Exercise directions: Check every line of the entries for the string "serial" and return the ones that contain it.

Records supplied:
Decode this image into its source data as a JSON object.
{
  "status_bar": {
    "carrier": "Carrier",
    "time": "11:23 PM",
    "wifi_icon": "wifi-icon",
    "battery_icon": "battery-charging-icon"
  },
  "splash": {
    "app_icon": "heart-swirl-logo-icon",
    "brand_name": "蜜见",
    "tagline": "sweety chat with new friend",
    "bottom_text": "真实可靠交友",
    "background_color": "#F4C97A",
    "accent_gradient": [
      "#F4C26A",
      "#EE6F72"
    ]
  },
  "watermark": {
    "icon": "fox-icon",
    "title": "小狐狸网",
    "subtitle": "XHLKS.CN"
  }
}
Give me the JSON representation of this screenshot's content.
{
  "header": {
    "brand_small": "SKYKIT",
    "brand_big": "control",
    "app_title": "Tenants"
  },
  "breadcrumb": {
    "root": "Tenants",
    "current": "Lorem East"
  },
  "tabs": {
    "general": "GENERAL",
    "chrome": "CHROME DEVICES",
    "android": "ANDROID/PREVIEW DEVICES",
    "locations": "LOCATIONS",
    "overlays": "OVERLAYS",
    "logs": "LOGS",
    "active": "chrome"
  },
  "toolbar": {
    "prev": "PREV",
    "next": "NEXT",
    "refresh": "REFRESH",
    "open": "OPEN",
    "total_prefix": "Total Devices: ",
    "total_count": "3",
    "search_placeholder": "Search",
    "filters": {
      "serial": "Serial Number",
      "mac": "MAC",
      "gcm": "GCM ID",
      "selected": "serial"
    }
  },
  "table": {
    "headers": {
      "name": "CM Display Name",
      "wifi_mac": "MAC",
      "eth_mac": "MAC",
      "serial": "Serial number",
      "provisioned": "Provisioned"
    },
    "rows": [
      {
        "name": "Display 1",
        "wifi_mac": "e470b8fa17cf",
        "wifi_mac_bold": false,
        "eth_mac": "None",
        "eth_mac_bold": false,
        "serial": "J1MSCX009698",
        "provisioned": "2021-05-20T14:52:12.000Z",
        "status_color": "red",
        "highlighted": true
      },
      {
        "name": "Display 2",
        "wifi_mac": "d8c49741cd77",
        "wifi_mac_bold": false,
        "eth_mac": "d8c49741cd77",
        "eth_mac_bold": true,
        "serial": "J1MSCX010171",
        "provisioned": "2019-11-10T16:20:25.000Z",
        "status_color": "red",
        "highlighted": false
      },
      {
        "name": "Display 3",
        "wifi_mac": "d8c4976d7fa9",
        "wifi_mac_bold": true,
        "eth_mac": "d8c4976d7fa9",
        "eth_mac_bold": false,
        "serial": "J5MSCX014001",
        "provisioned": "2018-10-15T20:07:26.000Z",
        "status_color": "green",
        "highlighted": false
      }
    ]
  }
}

Expected answer:
      "serial": "Serial Number",
      "selected": "serial"
      "serial": "Serial number",
        "serial": "J1MSCX009698",
        "serial": "J1MSCX010171",
        "serial": "J5MSCX014001",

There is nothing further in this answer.